Medicare Part D provides coverage for prescription medications.
Because Original Medicare (Part A and Part B) does not cover retail prescription drugs in most cases, millions of Medicare beneficiaries turn to Medicare Part D or Medicare Advantage prescription drug (MA-PD) plans to get help paying for their drugs.
In this guide, we list the average costs of Medicare Part D plans by state so that you can see how your state averages compare.
We also detail 2019 Part D plan costs so that you can better understand your Medicare prescription drug coverage options.
The average premium for Medicare Part D plans in 2018 was $52.23 per month.
The average Part D plan deductible in 2018 was $244.98 per year.1
The table below shows the average premiums and deductibles for Medicare Part D plans in 2018 for each state.
from least expensive (1) to most expensive (46)
|District of Columbia||$40.98||T-1|
Learn more about Medicare Part D plans in your state.
Several factors can play into determining the cost of a Medicare Part D plan, such as:
Your Part D deductible is the amount that you must spend out of your own pocket for covered drugs in a calendar year before the plan kicks in and begins providing coverage.

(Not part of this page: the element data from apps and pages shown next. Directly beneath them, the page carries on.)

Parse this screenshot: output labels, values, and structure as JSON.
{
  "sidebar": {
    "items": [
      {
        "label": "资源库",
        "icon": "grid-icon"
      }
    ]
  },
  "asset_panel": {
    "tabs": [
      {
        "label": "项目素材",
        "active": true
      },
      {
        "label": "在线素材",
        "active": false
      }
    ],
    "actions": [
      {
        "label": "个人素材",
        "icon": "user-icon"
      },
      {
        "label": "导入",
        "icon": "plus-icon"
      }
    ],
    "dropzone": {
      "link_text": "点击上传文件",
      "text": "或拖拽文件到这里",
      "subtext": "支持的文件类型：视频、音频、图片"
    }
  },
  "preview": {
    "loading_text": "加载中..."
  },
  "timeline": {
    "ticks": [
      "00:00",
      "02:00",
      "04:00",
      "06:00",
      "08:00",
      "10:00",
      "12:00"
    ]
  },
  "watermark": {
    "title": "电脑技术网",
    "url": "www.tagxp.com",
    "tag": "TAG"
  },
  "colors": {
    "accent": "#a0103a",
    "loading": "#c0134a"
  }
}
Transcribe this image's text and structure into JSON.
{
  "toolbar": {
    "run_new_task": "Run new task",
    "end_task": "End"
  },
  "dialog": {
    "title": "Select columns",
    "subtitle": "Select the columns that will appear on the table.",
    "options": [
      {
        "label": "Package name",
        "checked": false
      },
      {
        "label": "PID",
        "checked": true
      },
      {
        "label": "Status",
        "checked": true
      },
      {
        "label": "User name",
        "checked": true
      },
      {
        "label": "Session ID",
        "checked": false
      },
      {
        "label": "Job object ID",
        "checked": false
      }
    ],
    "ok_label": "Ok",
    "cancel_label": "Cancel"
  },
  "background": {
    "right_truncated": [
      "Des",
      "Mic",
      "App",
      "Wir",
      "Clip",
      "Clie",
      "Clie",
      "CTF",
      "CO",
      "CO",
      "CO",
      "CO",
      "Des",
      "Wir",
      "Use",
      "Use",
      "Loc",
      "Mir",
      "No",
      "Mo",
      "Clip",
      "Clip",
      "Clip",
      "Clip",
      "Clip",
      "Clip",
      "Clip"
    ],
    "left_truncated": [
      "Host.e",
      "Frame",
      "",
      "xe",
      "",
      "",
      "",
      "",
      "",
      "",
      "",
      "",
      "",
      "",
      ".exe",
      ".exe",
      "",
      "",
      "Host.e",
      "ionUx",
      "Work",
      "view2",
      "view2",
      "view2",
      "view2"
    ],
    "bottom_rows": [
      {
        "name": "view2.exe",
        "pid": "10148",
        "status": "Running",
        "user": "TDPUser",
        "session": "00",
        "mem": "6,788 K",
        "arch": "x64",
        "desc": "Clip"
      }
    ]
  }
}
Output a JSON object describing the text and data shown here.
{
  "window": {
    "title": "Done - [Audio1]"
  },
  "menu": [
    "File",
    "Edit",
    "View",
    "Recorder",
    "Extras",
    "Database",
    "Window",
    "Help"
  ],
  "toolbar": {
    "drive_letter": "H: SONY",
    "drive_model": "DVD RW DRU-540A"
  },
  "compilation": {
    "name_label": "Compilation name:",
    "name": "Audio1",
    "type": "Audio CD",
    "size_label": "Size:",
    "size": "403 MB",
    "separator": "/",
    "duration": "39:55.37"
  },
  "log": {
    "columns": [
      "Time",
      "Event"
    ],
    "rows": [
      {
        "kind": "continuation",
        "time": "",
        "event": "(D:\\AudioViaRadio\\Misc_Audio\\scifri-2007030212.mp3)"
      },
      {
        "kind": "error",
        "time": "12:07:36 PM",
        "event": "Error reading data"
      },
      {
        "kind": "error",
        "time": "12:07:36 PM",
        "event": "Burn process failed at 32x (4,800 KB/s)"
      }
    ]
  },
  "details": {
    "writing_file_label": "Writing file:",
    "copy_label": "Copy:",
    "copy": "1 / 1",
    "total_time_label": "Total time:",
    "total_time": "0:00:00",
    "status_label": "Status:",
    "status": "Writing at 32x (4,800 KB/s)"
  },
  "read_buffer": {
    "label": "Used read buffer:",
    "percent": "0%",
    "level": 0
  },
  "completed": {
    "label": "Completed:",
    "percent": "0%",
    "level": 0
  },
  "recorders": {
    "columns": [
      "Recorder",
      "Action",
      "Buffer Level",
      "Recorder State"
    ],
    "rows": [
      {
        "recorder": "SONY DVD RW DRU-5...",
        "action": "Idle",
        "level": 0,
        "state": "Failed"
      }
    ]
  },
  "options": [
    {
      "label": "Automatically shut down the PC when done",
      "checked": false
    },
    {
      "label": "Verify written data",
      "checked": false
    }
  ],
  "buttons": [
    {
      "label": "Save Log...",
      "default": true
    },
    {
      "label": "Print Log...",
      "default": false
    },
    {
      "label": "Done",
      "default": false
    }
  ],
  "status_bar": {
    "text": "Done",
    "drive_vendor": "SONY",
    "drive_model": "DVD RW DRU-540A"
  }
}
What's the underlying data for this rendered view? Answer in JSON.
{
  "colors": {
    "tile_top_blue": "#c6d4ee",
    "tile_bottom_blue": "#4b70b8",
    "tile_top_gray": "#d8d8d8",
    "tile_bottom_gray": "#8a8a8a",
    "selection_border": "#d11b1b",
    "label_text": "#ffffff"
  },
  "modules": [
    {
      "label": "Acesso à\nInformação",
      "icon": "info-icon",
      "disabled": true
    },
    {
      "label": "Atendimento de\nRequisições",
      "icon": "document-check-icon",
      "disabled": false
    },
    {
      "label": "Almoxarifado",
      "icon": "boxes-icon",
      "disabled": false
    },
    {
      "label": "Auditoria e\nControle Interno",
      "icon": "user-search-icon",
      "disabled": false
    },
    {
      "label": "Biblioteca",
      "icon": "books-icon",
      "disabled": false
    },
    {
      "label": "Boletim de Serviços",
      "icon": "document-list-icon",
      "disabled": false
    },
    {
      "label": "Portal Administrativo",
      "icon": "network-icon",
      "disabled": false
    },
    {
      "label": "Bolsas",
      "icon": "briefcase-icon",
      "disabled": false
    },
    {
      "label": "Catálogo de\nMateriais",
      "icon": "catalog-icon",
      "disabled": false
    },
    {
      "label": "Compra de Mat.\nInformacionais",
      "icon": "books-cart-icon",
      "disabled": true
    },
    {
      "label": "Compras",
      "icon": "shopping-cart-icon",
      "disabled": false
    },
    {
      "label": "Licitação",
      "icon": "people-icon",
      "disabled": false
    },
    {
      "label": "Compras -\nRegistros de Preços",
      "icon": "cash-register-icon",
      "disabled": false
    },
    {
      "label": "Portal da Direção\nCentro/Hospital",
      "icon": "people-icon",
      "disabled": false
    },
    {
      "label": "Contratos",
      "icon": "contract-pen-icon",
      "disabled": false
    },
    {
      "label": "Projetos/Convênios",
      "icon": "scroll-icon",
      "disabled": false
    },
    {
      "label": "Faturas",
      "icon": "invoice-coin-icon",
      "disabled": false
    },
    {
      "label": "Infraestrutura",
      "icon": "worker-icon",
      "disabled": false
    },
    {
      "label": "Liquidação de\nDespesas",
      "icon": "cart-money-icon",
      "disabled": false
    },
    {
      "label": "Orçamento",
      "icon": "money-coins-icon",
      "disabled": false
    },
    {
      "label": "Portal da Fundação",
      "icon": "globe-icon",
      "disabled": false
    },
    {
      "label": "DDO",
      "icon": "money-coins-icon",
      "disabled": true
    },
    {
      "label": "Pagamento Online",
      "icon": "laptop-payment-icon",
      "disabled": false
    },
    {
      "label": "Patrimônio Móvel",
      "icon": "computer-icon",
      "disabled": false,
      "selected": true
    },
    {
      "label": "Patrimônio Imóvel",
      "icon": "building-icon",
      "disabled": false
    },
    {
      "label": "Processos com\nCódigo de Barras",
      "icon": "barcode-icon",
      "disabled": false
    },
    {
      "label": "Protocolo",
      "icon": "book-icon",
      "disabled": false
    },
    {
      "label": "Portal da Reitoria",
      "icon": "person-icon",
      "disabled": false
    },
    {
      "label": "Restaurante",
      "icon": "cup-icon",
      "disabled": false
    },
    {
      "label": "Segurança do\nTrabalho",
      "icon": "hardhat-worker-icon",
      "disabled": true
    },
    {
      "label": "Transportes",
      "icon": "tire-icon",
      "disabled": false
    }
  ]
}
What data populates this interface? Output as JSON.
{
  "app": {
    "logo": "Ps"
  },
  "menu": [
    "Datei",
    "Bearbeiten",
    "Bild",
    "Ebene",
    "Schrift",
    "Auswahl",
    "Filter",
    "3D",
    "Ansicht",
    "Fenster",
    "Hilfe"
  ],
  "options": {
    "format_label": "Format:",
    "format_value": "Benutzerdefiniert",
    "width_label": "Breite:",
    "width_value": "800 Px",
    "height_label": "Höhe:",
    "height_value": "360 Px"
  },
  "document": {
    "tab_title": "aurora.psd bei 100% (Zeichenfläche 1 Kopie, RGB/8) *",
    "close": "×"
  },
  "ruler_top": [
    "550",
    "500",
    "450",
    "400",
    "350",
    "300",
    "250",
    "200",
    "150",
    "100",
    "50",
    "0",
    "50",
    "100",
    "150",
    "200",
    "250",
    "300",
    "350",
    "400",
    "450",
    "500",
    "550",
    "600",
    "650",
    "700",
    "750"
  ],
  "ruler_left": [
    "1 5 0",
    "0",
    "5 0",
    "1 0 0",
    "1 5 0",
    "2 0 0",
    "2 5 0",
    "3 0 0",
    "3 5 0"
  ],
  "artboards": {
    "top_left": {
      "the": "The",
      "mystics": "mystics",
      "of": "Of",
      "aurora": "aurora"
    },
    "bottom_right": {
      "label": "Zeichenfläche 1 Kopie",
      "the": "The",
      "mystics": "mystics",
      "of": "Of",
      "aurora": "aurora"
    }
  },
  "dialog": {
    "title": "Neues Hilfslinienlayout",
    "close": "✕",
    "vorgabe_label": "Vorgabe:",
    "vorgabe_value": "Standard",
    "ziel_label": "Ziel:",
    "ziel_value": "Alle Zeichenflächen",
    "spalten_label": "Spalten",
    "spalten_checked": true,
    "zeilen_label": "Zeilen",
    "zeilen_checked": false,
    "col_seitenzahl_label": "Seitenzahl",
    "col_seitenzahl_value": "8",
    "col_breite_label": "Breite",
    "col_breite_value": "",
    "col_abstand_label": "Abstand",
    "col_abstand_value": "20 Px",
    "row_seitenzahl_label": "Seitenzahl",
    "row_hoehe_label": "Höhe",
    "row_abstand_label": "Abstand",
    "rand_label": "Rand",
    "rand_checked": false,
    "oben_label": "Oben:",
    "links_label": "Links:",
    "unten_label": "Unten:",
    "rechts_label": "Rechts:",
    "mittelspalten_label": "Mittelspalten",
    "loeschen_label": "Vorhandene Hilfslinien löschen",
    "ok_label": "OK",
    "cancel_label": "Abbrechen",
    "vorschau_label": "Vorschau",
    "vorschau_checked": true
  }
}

In 2019, 29 percent of Part D plans have no deductible.2
Copayments and coinsurance are the amounts that you must pay once your plan’s coverage does begin.
A copayment is usually a fixed dollar amount (such as $5) while coinsurance is most often a percentage of the cost (such as 20 percent). Plans might have different copayment or coinsurance amounts for each tier of drugs.
2019 Medicare Part D plans have a coverage gap, or “donut hole,” which represents a temporary limit on what the plan will cover for prescription drugs.
In 2019, you will enter the Part D donut hole once you and your plan have spent a combined $3,820 on covered drugs.
Once you reach the coverage gap, you will pay up to 25 percent of the cost of brand name drugs and up to 37 percent of the cost of covered generic drugs until you reach total out-of-pocket spending of $5,100 for the year.
Once you reach $5,100 in out-of-pocket spending, you are out of the donut hole and enter “catastrophic coverage,” where you typically only pay a small copayment or coinsurance payment for the rest of the year.
Extra Help is an assistance program that helps lower income individuals more easily afford Medicare Part D. Extra Help helps pay for Part D premiums, deductibles and copayments/coinsurance.
Learn more about Medicare Part D Extra Help, including how to qualify, where Extra Help is offered and how to find other assistance programs designed to help cover Part D prescription drug costs.
Medicare Advantage plans are an alternative to Original Medicare (Part A and Part B).
Medicare Advantage plans (also called Medicare Part C) provide all of the same coverage as Medicare Part A and Part B, and many plans include some additional benefits that Original Medicare doesn’t cover.
Some of these additional benefits can include things like:
The cost of a Medicare Part D plan may vary from one insurance company to the next and from one location to another.
One way to learn about your Medicare prescription drug coverage options is to speak with a licensed insurance agent. You can compare Medicare Advantage plan costs in your area and find a plan that covers the prescription drugs you need.
Compare Medicare plan costs in your areaCompare Plans
Or call TTY Users: 711 24/7 to speak with a licensed insurance agent.